• **Task item**
Copy out the entries below in full and exactly.

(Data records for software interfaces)
=== Section Start ===

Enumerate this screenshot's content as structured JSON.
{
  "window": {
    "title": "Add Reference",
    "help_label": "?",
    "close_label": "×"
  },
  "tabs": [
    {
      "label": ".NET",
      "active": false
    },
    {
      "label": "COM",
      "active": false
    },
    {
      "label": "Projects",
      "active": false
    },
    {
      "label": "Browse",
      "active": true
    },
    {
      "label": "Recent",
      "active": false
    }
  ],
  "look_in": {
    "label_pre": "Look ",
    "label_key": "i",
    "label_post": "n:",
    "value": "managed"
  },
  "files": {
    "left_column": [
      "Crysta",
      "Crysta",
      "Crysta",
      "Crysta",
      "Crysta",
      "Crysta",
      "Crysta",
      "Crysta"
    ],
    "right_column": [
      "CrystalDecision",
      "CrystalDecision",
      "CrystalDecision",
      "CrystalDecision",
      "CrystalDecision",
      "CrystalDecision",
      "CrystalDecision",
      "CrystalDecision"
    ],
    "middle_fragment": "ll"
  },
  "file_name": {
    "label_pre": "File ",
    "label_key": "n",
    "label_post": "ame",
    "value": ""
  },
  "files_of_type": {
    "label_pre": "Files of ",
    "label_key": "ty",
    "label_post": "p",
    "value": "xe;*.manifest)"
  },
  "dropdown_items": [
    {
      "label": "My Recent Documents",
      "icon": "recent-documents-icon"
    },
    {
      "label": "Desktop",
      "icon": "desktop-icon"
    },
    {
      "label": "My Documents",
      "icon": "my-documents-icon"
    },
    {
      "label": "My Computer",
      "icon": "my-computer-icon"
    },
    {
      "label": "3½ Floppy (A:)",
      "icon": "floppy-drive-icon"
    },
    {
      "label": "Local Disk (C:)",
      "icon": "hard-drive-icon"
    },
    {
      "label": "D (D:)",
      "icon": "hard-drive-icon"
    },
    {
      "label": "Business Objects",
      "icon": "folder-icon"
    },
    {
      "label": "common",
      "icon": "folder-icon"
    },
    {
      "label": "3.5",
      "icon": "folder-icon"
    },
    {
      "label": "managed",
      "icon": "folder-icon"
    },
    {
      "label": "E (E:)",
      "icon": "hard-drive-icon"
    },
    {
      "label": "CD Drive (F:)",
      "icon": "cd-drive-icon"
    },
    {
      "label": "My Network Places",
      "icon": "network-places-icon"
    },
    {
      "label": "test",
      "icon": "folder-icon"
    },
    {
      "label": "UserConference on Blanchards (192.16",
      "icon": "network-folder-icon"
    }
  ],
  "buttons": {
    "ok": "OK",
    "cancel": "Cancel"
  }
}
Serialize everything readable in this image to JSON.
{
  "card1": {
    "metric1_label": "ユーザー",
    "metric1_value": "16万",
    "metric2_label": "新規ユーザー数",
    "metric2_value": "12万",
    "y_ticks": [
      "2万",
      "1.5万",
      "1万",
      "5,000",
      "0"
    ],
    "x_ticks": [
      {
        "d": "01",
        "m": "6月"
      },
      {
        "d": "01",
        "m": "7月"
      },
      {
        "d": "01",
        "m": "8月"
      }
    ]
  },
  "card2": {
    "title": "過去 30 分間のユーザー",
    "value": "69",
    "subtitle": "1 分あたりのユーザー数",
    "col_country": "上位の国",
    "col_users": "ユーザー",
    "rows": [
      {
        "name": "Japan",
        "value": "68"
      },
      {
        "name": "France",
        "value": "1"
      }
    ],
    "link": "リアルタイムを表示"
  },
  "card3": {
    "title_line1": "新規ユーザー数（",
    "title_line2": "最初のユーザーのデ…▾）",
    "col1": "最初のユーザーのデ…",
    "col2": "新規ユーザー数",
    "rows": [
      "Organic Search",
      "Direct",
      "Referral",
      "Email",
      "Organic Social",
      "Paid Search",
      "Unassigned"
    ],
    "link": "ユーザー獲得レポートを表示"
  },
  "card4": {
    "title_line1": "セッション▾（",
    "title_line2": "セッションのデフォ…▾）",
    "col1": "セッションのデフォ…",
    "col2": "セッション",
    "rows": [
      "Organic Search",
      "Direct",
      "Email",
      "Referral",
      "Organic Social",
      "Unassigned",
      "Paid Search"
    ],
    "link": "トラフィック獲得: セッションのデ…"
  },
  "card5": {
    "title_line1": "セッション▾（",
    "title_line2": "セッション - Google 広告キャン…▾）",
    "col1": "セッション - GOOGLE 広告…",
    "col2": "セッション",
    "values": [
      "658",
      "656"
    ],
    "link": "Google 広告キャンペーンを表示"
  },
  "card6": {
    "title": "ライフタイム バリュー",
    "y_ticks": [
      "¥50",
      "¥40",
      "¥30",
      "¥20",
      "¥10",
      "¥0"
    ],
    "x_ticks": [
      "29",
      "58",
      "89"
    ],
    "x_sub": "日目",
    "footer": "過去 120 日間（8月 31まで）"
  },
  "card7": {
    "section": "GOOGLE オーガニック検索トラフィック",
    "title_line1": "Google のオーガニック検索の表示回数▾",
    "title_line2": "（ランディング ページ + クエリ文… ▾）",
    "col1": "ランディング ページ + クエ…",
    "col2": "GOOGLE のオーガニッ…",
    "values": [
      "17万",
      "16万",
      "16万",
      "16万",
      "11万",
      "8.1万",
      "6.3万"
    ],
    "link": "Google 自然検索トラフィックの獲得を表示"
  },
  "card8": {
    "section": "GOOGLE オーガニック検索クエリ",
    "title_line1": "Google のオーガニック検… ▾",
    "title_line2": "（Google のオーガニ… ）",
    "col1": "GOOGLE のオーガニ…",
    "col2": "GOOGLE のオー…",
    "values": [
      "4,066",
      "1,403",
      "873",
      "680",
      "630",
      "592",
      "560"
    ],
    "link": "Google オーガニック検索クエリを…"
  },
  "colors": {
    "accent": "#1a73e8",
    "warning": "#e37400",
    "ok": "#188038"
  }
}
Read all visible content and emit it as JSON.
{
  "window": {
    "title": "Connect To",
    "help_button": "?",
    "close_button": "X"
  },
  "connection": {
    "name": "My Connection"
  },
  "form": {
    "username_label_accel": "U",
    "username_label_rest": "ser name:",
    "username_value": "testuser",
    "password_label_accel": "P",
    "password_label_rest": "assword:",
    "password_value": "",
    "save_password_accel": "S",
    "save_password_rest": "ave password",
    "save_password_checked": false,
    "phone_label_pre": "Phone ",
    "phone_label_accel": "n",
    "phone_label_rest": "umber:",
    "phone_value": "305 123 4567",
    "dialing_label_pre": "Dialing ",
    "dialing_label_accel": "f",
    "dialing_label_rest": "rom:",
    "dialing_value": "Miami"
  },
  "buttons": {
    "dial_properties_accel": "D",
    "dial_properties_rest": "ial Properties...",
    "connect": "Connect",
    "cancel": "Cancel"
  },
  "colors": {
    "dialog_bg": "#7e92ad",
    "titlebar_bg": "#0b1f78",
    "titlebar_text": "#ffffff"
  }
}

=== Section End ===

• **Answer below**
Enumerate this screenshot's content as structured JSON.
{
  "window": {
    "title": "Add Reference",
    "help_label": "?",
    "close_label": "×"
  },
  "tabs": [
    {
      "label": ".NET",
      "active": false
    },
    {
      "label": "COM",
      "active": false
    },
    {
      "label": "Projects",
      "active": false
    },
    {
      "label": "Browse",
      "active": true
    },
    {
      "label": "Recent",
      "active": false
    }
  ],
  "look_in": {
    "label_pre": "Look ",
    "label_key": "i",
    "label_post": "n:",
    "value": "managed"
  },
  "files": {
    "left_column": [
      "Crysta",
      "Crysta",
      "Crysta",
      "Crysta",
      "Crysta",
      "Crysta",
      "Crysta",
      "Crysta"
    ],
    "right_column": [
      "CrystalDecision",
      "CrystalDecision",
      "CrystalDecision",
      "CrystalDecision",
      "CrystalDecision",
      "CrystalDecision",
      "CrystalDecision",
      "CrystalDecision"
    ],
    "middle_fragment": "ll"
  },
  "file_name": {
    "label_pre": "File ",
    "label_key": "n",
    "label_post": "ame",
    "value": ""
  },
  "files_of_type": {
    "label_pre": "Files of ",
    "label_key": "ty",
    "label_post": "p",
    "value": "xe;*.manifest)"
  },
  "dropdown_items": [
    {
      "label": "My Recent Documents",
      "icon": "recent-documents-icon"
    },
    {
      "label": "Desktop",
      "icon": "desktop-icon"
    },
    {
      "label": "My Documents",
      "icon": "my-documents-icon"
    },
    {
      "label": "My Computer",
      "icon": "my-computer-icon"
    },
    {
      "label": "3½ Floppy (A:)",
      "icon": "floppy-drive-icon"
    },
    {
      "label": "Local Disk (C:)",
      "icon": "hard-drive-icon"
    },
    {
      "label": "D (D:)",
      "icon": "hard-drive-icon"
    },
    {
      "label": "Business Objects",
      "icon": "folder-icon"
    },
    {
      "label": "common",
      "icon": "folder-icon"
    },
    {
      "label": "3.5",
      "icon": "folder-icon"
    },
    {
      "label": "managed",
      "icon": "folder-icon"
    },
    {
      "label": "E (E:)",
      "icon": "hard-drive-icon"
    },
    {
      "label": "CD Drive (F:)",
      "icon": "cd-drive-icon"
    },
    {
      "label": "My Network Places",
      "icon": "network-places-icon"
    },
    {
      "label": "test",
      "icon": "folder-icon"
    },
    {
      "label": "UserConference on Blanchards (192.16",
      "icon": "network-folder-icon"
    }
  ],
  "buttons": {
    "ok": "OK",
    "cancel": "Cancel"
  }
}
Serialize everything readable in this image to JSON.
{
  "card1": {
    "metric1_label": "ユーザー",
    "metric1_value": "16万",
    "metric2_label": "新規ユーザー数",
    "metric2_value": "12万",
    "y_ticks": [
      "2万",
      "1.5万",
      "1万",
      "5,000",
      "0"
    ],
    "x_ticks": [
      {
        "d": "01",
        "m": "6月"
      },
      {
        "d": "01",
        "m": "7月"
      },
      {
        "d": "01",
        "m": "8月"
      }
    ]
  },
  "card2": {
    "title": "過去 30 分間のユーザー",
    "value": "69",
    "subtitle": "1 分あたりのユーザー数",
    "col_country": "上位の国",
    "col_users": "ユーザー",
    "rows": [
      {
        "name": "Japan",
        "value": "68"
      },
      {
        "name": "France",
        "value": "1"
      }
    ],
    "link": "リアルタイムを表示"
  },
  "card3": {
    "title_line1": "新規ユーザー数（",
    "title_line2": "最初のユーザーのデ…▾）",
    "col1": "最初のユーザーのデ…",
    "col2": "新規ユーザー数",
    "rows": [
      "Organic Search",
      "Direct",
      "Referral",
      "Email",
      "Organic Social",
      "Paid Search",
      "Unassigned"
    ],
    "link": "ユーザー獲得レポートを表示"
  },
  "card4": {
    "title_line1": "セッション▾（",
    "title_line2": "セッションのデフォ…▾）",
    "col1": "セッションのデフォ…",
    "col2": "セッション",
    "rows": [
      "Organic Search",
      "Direct",
      "Email",
      "Referral",
      "Organic Social",
      "Unassigned",
      "Paid Search"
    ],
    "link": "トラフィック獲得: セッションのデ…"
  },
  "card5": {
    "title_line1": "セッション▾（",
    "title_line2": "セッション - Google 広告キャン…▾）",
    "col1": "セッション - GOOGLE 広告…",
    "col2": "セッション",
    "values": [
      "658",
      "656"
    ],
    "link": "Google 広告キャンペーンを表示"
  },
  "card6": {
    "title": "ライフタイム バリュー",
    "y_ticks": [
      "¥50",
      "¥40",
      "¥30",
      "¥20",
      "¥10",
      "¥0"
    ],
    "x_ticks": [
      "29",
      "58",
      "89"
    ],
    "x_sub": "日目",
    "footer": "過去 120 日間（8月 31まで）"
  },
  "card7": {
    "section": "GOOGLE オーガニック検索トラフィック",
    "title_line1": "Google のオーガニック検索の表示回数▾",
    "title_line2": "（ランディング ページ + クエリ文… ▾）",
    "col1": "ランディング ページ + クエ…",
    "col2": "GOOGLE のオーガニッ…",
    "values": [
      "17万",
      "16万",
      "16万",
      "16万",
      "11万",
      "8.1万",
      "6.3万"
    ],
    "link": "Google 自然検索トラフィックの獲得を表示"
  },
  "card8": {
    "section": "GOOGLE オーガニック検索クエリ",
    "title_line1": "Google のオーガニック検… ▾",
    "title_line2": "（Google のオーガニ… ）",
    "col1": "GOOGLE のオーガニ…",
    "col2": "GOOGLE のオー…",
    "values": [
      "4,066",
      "1,403",
      "873",
      "680",
      "630",
      "592",
      "560"
    ],
    "link": "Google オーガニック検索クエリを…"
  },
  "colors": {
    "accent": "#1a73e8",
    "warning": "#e37400",
    "ok": "#188038"
  }
}
Read all visible content and emit it as JSON.
{
  "window": {
    "title": "Connect To",
    "help_button": "?",
    "close_button": "X"
  },
  "connection": {
    "name": "My Connection"
  },
  "form": {
    "username_label_accel": "U",
    "username_label_rest": "ser name:",
    "username_value": "testuser",
    "password_label_accel": "P",
    "password_label_rest": "assword:",
    "password_value": "",
    "save_password_accel": "S",
    "save_password_rest": "ave password",
    "save_password_checked": false,
    "phone_label_pre": "Phone ",
    "phone_label_accel": "n",
    "phone_label_rest": "umber:",
    "phone_value": "305 123 4567",
    "dialing_label_pre": "Dialing ",
    "dialing_label_accel": "f",
    "dialing_label_rest": "rom:",
    "dialing_value": "Miami"
  },
  "buttons": {
    "dial_properties_accel": "D",
    "dial_properties_rest": "ial Properties...",
    "connect": "Connect",
    "cancel": "Cancel"
  },
  "colors": {
    "dialog_bg": "#7e92ad",
    "titlebar_bg": "#0b1f78",
    "titlebar_text": "#ffffff"
  }
}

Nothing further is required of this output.